But understanding that the world is changing does not mean that people believe they should sacrifice their lifestyle to mitigate or adapt to global warming. They want to take action, but they want to travel, use energy, raise families and engage in an active social, cultural and educational life. No one should think that addressing climate change must come at the expense of the lifestyles we enjoy. We are already seeing modifications of lifestyles with the development of the sharing economy. But the modifications are not seen as a sacrifice; they are a way to fulfill personal needs in a new way. For example, in a recent piece in the Wall Street Journal, Tim Higgins discusses the “end of car ownership”:
“Cars are going to undergo a lot of changes in the coming years. One of the biggest: You probably won’t own one.
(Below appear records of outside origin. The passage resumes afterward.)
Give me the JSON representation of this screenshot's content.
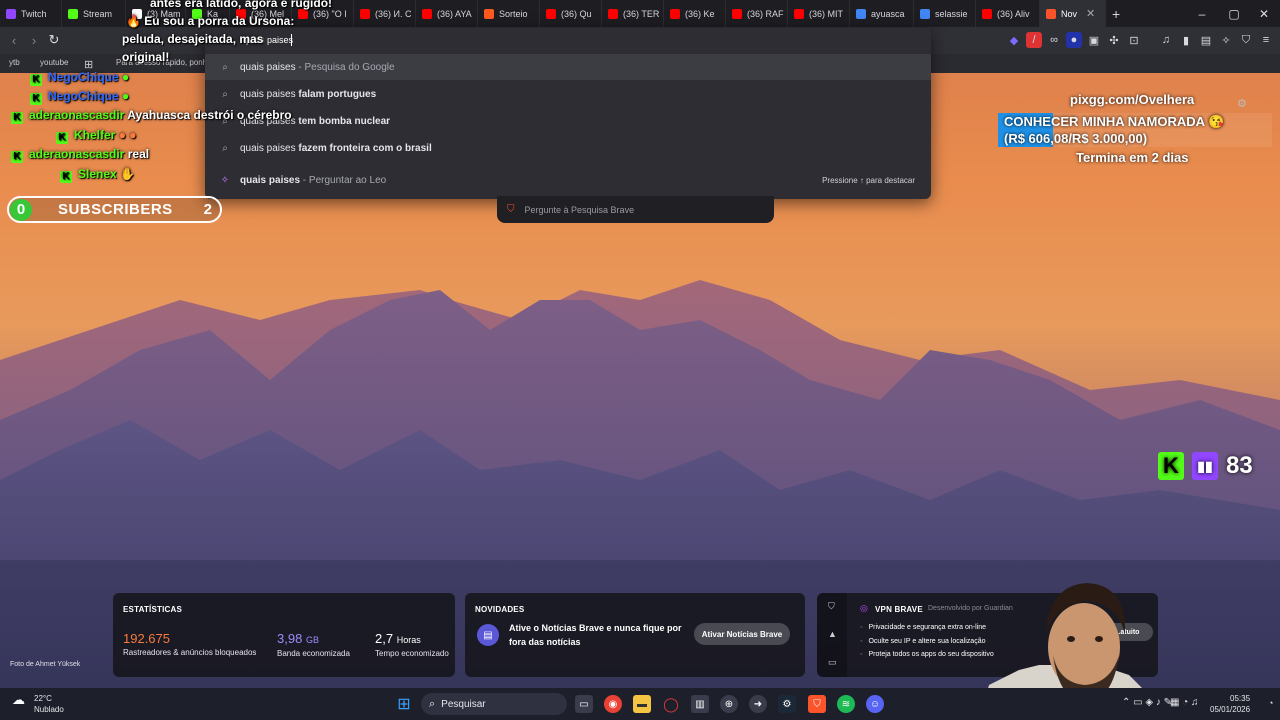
{
  "tabs": [
    {
      "label": "Twitch",
      "color": "#9146ff"
    },
    {
      "label": "Stream",
      "color": "#53fc18"
    },
    {
      "label": "(3) Mam",
      "color": "#ffffff"
    },
    {
      "label": "Ka",
      "color": "#53fc18"
    },
    {
      "label": "(36) Mel",
      "color": "#ff0000"
    },
    {
      "label": "(36) \"O I",
      "color": "#ff0000"
    },
    {
      "label": "(36) И. С",
      "color": "#ff0000"
    },
    {
      "label": "(36) AYA",
      "color": "#ff0000"
    },
    {
      "label": "Sorteio",
      "color": "#ff5a1f"
    },
    {
      "label": "(36) Qu",
      "color": "#ff0000"
    },
    {
      "label": "(36) TER",
      "color": "#ff0000"
    },
    {
      "label": "(36) Ke",
      "color": "#ff0000"
    },
    {
      "label": "(36) RAF",
      "color": "#ff0000"
    },
    {
      "label": "(36) MIT",
      "color": "#ff0000"
    },
    {
      "label": "ayuasca",
      "color": "#4285f4"
    },
    {
      "label": "selassie",
      "color": "#4285f4"
    },
    {
      "label": "(36) Aliv",
      "color": "#ff0000"
    },
    {
      "label": "Nov",
      "color": "#fb542b",
      "active": true
    }
  ],
  "omnibox": {
    "query": "quais paises",
    "rows": [
      {
        "prefix": "quais paises",
        "bold": "",
        "suffix": " - Pesquisa do Google"
      },
      {
        "prefix": "quais paises",
        "bold": " falam portugues",
        "suffix": ""
      },
      {
        "prefix": "quais paises",
        "bold": " tem bomba nuclear",
        "suffix": ""
      },
      {
        "prefix": "quais paises",
        "bold": " fazem fronteira com o brasil",
        "suffix": ""
      }
    ],
    "leo": {
      "bold": "quais paises",
      "suffix": " - Perguntar ao Leo"
    },
    "hint": "Pressione ↑ para destacar",
    "brave_ask": "Pergunte à Pesquisa Brave"
  },
  "bookmarks": {
    "ytb": "ytb",
    "youtube": "youtube",
    "quick_access": "Para acesso rápido, ponh"
  },
  "overlay": {
    "alert_top": "antes era latido, agora é rugido!",
    "alert_line2": "Eu sou a porra da Ursona:",
    "alert_line3": "peluda, desajeitada, mas",
    "alert_line4": "original!",
    "chat": [
      {
        "user": "NegoChique",
        "msg": "",
        "color": "blue"
      },
      {
        "user": "NegoChique",
        "msg": "",
        "color": "blue"
      },
      {
        "user": "aderaonascasdir",
        "msg": "Ayahuasca destrói o cérebro",
        "color": "green"
      },
      {
        "user": "Khelfer",
        "msg": "",
        "color": "green"
      },
      {
        "user": "aderaonascasdir",
        "msg": "real",
        "color": "green"
      },
      {
        "user": "Slenex",
        "msg": "",
        "color": "green"
      }
    ],
    "subs_left": "0",
    "subs_label": "SUBSCRIBERS",
    "subs_right": "2",
    "pixgg": "pixgg.com/Ovelhera",
    "goal_title": "CONHECER MINHA NAMORADA",
    "goal_amount": "(R$ 606,08/R$ 3.000,00)",
    "goal_progress": 0.2,
    "goal_ends": "Termina em 2 dias",
    "viewers": "83"
  },
  "stats": {
    "header": "ESTATÍSTICAS",
    "trackers_value": "192.675",
    "trackers_label": "Rastreadores & anúncios bloqueados",
    "bandwidth_value": "3,98",
    "bandwidth_unit": "GB",
    "bandwidth_label": "Banda economizada",
    "time_value": "2,7",
    "time_unit": "Horas",
    "time_label": "Tempo economizado"
  },
  "news": {
    "header": "NOVIDADES",
    "text": "Ative o Notícias Brave e nunca fique por fora das notícias",
    "button": "Ativar Notícias Brave"
  },
  "vpn": {
    "title": "VPN BRAVE",
    "powered": "Desenvolvido por Guardian",
    "items": [
      "Privacidade e segurança extra on-line",
      "Oculte seu IP e altere sua localização",
      "Proteja todos os apps do seu dispositivo"
    ],
    "button": "...atuito"
  },
  "photo_credit": "Foto de Ahmet Yüksek",
  "weather": {
    "temp": "22°C",
    "desc": "Nublado"
  },
  "taskbar": {
    "search": "Pesquisar",
    "time": "05:35",
    "date": "05/01/2026"
  },
  "colors": {
    "accent_orange": "#fb542b",
    "kick_green": "#53fc18",
    "twitch_purple": "#9146ff",
    "goal_blue": "#1e90e6"
  }
}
Thanks to ride sharing and the looming introduction of self-driving vehicles, the entire model of car ownership is being upended—and very soon may not look anything like it has for the past century…Car ownership, for a long time, has symbolized freedom and independence. But in the future, it may be akin to owning a horse today—a rare luxury…. One-quarter of miles driven in the U.S. may be through shared, self-driving vehicles by 2030, according to an estimate by Boston Consulting Group. And the business of ride sharing may take on some new forms. Startups such as Los Angeles-based Faraday Future envision selling subscriptions to a vehicle—for instance, allowing people to use it for a certain number of hours a day, on a regular schedule for a fixed price…”
In the 20th century, auto “consumption” involved owning, maintaining, insuring and driving a car. By the middle of this century it will not be autos we consume, but “rides”. While riding, a passenger can phone, text, read, and be entertained, and the time is not simply consumed by the work of getting from one place to another. This is consumption, but a different form than the one we are familiar with. Other material resources could be shared as well. These changed modes of consumption, coupled with a renewable resource based economy, are the operational definition of sustainability. They are being initiated by consumer preferences and they are enabled by low priced communication and information technology. We adapt our consumption patterns and they have the important impact of reducing environmental damage and mitigating climate change.
But as this change continues, we need to deal with the impact of climate change that is already underway. Just as consumption patterns are changing, perceptions of the impact of climate change are underway as well. This past week it was so hot in Arizona that some jets had to be grounded. Each year is the hottest year on record. Droughts, forest fires and extreme weather events are all becoming more common. The era of climate change has begun.
The politics of climate change is heavily influenced by fossil fuel companies trying to deny climate science to help recover their investments and by the importance of energy to modern life. Modernizing the electric grid, improving energy storage, powering the developing world and transitioning to renewable energy is a massive human undertaking. We need to increase energy use while decreasing its environmental impact. It is amazing that most world leaders understand the need to do this, but it is not surprising that solving the climate problem seems less important to them than maintaining their own political power. My view is that the climate problem will be made less bad by technological, cultural, social and economic change that will force political change. Waiting for policy to be the change agent is an exercise in futility.